The cities selected for this study are Joplin and the New York City metropolitan area.  Joplin was hit by a tornado in 2011 that killed 161 residents and damaged most of the city’s built environment.  The New York City metropolitan area bore the brunt of Hurricane Sandy as it blasted onto the northeast coastline in October 2012, killing 72 people and severely damaging infrastructure.   The research will help us to better understand how the stewardship of nature is an important part of the recovery process.  The study is funded for three years for a total of $585,000.

TKF Foundation, the study sponsor, was established in 1996 as a private non-profit that funds publicly accessible urban green space. 

More information on Living Memorials and Landscapes of Resilience.

Featured Partnership

Children interacting with nature at Eden Place.

In 2003, community activists created Eden Place Nature Center on a 3-acre vacant and degraded lot on the south side of Chicago.  The Center serves as an environmental education oasis for local children and their families. It has a small farm, raised garden beds, a patch of forest, an outdoor classroom, constructed wetlands, a butterfly garden, beehives, a fish pond, and a composting area.

U.S. Forest Service involvement with Eden Place runs deep. Northeastern Area State and Private Forestry has been supporting activities and programs at Eden Place for 10 years; International Programs has been involved through the “Monarch Live” program; and the National Forest System’s Region 9 and Midewin National Tallgrass Prairie have supported environmental education and job training programs.

Over the past 5 years, the Northern Research Station’s partnership with Eden Place has focused on youth recreation and learning activities such as 3-day, 2-night family camping trips to the Shawnee National Forest in Southern Illinois.  Northern Research Station funding has also supported a “Foresters in Training” program for local teens and has helped young people learn about forest ecology and stewardship at Chicago parks and the Midewin National Tall Grass Prairie near Joliet, IL. 
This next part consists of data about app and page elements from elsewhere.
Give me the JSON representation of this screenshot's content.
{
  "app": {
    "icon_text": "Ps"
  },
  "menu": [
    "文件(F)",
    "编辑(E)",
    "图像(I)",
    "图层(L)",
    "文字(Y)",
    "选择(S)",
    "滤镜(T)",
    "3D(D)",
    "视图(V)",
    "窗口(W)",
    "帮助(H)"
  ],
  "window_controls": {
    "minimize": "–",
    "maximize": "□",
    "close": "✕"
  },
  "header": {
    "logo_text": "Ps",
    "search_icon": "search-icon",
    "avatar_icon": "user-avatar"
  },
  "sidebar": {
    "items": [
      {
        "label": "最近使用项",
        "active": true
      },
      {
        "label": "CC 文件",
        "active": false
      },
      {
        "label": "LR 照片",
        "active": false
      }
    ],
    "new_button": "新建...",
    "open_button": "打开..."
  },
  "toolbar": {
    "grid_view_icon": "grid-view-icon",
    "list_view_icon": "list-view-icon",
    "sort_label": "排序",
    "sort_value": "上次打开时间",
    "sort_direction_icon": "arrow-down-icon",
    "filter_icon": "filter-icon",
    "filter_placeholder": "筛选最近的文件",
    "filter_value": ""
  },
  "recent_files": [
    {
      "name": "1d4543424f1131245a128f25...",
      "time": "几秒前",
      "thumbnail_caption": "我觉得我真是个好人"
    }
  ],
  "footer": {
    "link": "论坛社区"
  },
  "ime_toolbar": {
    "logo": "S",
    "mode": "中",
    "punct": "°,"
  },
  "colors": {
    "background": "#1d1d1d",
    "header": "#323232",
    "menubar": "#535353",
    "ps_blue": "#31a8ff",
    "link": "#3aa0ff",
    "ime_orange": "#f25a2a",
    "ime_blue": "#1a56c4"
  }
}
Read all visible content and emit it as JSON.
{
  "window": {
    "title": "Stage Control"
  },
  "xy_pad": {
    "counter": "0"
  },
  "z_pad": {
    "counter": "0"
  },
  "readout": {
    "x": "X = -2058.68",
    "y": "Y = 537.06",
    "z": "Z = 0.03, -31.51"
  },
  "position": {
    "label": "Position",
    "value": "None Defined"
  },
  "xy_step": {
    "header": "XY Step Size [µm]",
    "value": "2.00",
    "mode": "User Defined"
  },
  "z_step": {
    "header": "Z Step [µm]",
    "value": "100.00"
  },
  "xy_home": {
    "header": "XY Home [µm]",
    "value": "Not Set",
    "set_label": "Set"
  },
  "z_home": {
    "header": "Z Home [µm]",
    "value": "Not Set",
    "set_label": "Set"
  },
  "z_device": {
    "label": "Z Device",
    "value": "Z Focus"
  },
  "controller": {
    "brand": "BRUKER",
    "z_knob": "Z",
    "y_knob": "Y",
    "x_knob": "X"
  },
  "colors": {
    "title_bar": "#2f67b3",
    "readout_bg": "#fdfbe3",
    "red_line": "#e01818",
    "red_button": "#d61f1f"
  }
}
Through this partnership, the Station is hoping to engage Chicago’s children in the natural world and perhaps help some of them discover careers in conservation.

More information about Eden Place